Overview

MeSH

  • Administration, Inhalation
  • Animals
  • Dose-Response Relationship, Drug
  • Environmental Pollutants
  • Gases
  • Heme
  • Heme Oxygenase (Decyclizing)
  • Humans
  • Inhalation Exposure
  • Risk Assessment
  • Signal Transduction

MeSH Major

  • Anti-Inflammatory Agents
  • Carbon Monoxide

abstract

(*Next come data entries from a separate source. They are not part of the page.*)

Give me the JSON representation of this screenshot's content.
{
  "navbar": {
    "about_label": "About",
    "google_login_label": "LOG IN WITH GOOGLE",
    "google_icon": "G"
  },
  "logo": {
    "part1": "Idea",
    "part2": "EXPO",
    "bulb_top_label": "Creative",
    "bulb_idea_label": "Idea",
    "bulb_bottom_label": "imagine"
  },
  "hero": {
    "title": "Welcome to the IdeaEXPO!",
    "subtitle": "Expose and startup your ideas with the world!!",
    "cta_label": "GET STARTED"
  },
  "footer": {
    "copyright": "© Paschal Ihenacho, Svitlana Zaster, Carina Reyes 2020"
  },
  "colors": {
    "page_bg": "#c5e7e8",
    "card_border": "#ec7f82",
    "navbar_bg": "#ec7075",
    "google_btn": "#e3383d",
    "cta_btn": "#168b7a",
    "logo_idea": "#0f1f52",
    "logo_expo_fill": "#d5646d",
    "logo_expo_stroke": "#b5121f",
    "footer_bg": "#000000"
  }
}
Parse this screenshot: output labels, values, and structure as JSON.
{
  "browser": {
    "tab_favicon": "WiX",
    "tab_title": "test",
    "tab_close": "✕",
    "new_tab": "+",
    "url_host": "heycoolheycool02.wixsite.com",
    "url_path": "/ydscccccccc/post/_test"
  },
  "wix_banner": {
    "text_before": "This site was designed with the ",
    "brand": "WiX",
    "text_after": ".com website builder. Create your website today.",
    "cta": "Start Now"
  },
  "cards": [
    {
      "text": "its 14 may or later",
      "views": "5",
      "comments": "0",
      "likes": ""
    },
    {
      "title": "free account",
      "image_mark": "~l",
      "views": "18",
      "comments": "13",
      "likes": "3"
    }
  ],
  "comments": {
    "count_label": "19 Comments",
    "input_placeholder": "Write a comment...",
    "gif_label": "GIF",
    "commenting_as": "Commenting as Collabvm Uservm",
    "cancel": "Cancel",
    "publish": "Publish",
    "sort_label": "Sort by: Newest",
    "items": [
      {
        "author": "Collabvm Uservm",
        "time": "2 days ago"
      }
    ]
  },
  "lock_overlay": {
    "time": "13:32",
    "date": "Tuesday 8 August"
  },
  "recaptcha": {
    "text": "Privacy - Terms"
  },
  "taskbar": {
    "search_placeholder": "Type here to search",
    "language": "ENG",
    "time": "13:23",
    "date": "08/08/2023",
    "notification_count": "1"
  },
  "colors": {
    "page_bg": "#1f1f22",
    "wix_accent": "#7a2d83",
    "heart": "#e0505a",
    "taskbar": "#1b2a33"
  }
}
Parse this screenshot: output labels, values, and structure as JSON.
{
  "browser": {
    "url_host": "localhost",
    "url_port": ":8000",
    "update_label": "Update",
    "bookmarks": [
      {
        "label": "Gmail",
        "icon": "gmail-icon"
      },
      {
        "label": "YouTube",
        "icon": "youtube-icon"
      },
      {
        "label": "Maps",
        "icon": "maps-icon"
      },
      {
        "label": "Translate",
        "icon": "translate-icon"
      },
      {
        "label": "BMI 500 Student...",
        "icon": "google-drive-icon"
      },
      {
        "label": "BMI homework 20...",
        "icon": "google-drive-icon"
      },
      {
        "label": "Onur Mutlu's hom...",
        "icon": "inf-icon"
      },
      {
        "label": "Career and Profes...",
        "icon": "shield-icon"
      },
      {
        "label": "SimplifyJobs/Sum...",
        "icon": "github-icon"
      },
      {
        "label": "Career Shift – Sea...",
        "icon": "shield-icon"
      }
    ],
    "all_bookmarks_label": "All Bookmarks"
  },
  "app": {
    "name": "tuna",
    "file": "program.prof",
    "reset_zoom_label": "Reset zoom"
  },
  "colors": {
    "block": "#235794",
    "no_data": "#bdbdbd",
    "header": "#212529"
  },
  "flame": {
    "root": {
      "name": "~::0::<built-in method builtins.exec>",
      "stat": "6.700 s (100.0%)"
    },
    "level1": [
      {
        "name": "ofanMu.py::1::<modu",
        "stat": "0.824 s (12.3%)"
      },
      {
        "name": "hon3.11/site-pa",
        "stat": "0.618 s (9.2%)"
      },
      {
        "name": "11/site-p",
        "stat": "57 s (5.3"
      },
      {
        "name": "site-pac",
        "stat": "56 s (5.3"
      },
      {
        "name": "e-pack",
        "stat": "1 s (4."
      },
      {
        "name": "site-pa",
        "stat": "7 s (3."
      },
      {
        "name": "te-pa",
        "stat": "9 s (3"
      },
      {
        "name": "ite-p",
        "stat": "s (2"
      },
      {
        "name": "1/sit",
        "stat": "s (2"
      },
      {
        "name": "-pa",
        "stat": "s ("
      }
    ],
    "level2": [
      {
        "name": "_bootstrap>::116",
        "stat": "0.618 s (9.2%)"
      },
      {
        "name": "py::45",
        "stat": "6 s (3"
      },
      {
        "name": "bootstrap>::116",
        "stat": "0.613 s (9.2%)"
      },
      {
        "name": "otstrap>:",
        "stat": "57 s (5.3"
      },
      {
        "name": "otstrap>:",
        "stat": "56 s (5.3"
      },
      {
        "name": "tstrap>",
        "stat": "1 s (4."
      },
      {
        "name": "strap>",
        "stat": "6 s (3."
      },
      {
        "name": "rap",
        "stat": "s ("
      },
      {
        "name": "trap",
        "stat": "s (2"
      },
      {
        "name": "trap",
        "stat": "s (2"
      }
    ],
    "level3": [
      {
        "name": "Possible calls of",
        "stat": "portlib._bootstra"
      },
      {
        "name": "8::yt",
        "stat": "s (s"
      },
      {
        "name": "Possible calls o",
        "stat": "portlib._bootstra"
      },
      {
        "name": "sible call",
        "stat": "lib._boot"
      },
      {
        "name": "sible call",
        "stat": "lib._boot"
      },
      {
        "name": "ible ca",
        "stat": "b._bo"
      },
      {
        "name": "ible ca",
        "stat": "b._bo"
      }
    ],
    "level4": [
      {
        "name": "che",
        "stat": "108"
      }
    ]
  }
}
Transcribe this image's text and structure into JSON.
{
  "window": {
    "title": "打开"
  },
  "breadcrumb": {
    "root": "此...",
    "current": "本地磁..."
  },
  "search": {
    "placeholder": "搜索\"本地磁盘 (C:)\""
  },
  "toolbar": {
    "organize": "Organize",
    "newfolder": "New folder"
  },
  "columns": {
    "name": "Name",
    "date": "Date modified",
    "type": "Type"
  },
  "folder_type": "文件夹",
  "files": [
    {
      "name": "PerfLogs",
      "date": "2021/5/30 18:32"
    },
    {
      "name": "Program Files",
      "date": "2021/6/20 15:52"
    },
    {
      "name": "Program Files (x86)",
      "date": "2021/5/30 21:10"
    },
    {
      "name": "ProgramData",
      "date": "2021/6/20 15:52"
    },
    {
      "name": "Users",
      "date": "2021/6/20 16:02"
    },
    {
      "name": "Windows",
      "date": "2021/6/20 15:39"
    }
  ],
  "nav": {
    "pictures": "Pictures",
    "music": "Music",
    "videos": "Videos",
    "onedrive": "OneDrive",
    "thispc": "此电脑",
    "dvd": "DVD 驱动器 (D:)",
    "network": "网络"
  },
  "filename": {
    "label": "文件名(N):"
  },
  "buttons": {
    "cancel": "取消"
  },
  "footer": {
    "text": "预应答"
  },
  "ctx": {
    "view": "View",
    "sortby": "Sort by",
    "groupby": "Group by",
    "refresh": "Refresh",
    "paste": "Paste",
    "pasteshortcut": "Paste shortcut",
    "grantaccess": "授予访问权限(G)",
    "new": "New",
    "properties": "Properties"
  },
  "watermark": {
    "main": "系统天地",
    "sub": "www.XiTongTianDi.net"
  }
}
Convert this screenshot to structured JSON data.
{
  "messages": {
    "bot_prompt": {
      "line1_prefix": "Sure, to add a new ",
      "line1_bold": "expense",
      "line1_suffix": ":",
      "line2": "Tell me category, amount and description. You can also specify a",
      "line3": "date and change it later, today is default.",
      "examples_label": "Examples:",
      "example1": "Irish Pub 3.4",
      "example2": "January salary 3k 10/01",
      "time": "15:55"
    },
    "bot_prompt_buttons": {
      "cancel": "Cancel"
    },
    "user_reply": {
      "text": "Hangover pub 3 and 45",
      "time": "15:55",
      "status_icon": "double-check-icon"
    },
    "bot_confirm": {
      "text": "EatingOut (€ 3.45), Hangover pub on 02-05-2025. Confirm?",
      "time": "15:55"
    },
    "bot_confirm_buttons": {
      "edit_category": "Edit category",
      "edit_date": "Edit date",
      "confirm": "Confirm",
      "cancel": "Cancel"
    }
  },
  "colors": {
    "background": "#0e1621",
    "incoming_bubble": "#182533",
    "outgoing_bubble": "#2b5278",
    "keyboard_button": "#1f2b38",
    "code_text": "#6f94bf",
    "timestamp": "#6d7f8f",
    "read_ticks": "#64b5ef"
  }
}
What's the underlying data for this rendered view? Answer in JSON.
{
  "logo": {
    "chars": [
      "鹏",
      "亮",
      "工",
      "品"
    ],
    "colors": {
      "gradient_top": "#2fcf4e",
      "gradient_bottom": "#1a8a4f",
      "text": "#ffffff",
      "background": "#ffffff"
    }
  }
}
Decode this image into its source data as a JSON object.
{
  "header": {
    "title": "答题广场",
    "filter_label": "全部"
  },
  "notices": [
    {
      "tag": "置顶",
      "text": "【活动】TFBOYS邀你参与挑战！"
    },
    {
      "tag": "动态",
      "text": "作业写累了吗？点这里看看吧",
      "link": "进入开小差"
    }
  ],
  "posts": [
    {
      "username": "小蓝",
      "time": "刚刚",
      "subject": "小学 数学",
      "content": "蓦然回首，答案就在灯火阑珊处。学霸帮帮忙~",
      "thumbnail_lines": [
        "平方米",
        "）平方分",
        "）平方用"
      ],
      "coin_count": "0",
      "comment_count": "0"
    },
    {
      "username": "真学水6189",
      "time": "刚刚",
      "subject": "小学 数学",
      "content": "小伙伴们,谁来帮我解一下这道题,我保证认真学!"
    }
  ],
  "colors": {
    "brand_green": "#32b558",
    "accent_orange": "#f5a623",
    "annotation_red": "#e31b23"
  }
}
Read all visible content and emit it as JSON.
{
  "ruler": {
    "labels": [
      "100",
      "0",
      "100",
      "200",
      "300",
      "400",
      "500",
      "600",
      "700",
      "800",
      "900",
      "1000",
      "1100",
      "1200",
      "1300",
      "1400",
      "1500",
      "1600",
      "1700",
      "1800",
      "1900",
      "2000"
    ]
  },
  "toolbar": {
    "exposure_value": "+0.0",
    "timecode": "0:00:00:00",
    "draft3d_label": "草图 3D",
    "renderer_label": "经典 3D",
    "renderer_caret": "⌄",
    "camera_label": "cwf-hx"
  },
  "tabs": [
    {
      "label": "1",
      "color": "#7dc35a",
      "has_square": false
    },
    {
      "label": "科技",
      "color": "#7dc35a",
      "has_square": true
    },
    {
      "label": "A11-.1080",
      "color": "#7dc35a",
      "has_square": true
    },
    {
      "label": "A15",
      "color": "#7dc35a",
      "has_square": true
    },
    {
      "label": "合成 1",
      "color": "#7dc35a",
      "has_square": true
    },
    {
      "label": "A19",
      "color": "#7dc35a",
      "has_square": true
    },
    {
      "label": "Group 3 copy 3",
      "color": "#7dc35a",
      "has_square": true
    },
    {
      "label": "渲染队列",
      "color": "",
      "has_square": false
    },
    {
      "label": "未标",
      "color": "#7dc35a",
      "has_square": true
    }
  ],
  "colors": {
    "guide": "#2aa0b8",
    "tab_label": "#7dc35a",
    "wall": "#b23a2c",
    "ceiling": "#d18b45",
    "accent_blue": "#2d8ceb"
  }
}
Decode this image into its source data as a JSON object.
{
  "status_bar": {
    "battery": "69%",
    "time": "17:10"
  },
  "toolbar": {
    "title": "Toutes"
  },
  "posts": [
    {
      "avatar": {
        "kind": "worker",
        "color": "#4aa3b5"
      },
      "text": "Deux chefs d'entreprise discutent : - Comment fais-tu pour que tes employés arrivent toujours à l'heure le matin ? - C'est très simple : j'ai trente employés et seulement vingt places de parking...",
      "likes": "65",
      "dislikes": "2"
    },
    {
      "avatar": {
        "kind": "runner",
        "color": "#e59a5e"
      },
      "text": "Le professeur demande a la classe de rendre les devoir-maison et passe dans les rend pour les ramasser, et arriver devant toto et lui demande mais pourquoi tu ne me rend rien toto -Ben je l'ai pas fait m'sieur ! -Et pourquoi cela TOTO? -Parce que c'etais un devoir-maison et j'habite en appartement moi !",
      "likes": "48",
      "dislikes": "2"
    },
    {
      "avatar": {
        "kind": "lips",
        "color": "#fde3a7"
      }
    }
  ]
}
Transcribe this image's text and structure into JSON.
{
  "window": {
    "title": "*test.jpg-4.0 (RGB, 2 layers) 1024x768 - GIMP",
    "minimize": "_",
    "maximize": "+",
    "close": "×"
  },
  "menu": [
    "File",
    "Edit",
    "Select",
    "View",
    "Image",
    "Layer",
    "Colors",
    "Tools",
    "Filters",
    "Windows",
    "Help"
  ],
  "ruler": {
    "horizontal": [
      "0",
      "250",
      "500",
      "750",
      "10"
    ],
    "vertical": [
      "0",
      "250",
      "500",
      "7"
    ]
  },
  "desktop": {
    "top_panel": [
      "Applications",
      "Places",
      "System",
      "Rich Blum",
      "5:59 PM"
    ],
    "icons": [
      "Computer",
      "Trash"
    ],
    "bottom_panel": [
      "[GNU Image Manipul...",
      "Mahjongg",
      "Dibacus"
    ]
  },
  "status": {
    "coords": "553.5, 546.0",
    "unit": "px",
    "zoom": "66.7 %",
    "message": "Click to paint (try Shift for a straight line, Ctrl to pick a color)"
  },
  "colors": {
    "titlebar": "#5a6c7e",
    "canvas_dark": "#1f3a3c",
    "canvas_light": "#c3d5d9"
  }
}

  • Gaseous molecules continue to hold new promise in molecular medicine as experimental and clinical therapeutics. The low molecular weight gas carbon monoxide (CO), and similar gaseous molecules (e.g., H2S, nitric oxide) have been implicated as potential inhalation therapies in inflammatory diseases. At high concentration, CO represents a toxic inhalation hazard, and is a common component of air pollution. CO is also produced endogenously as a product of heme degradation catalyzed by heme oxygenase enzymes. CO binds avidly to hemoglobin, causing hypoxemia and decreased oxygen delivery to tissues at high concentrations. At physiological concentrations, CO may have endogenous roles as a signal transduction molecule in the regulation of neural and vascular function and cellular homeostasis. CO has been demonstrated to act as an effective anti-inflammatory agent in preclinical animal models of inflammation, acute lung injury, sepsis, ischemia/reperfusion injury, and organ transplantation. Additional experimental indications for this gas include pulmonary fibrosis, pulmonary hypertension, metabolic diseases, and preeclampsia. The development of chemical CO releasing compounds constitutes a novel pharmaceutical approach to CO delivery with demonstrated effectiveness in sepsis models. Current and pending clinical evaluation will determine the usefulness of this gas as a therapeutic in human disease.

publication date

  • March 2013

has subject area

  • Administration, Inhalation
  • Animals
  • Anti-Inflammatory Agents
  • Carbon Monoxide
  • Dose-Response Relationship, Drug
  • Environmental Pollutants
  • Gases
  • Heme
  • Heme Oxygenase (Decyclizing)
  • Humans
  • Inhalation Exposure
  • Risk Assessment
  • Signal Transduction

Research

keywords

  • Journal Article
  • Review

Identity

Language

  • eng

PubMed Central ID

  • PMC3604600

Digital Object Identifier (DOI)

  • 10.3904/kjim.2013.28.2.123

PubMed ID

  • 23525151

Additional Document Info

start page

  • 123

end page

  • 140

volume

  • 28

number

  • 2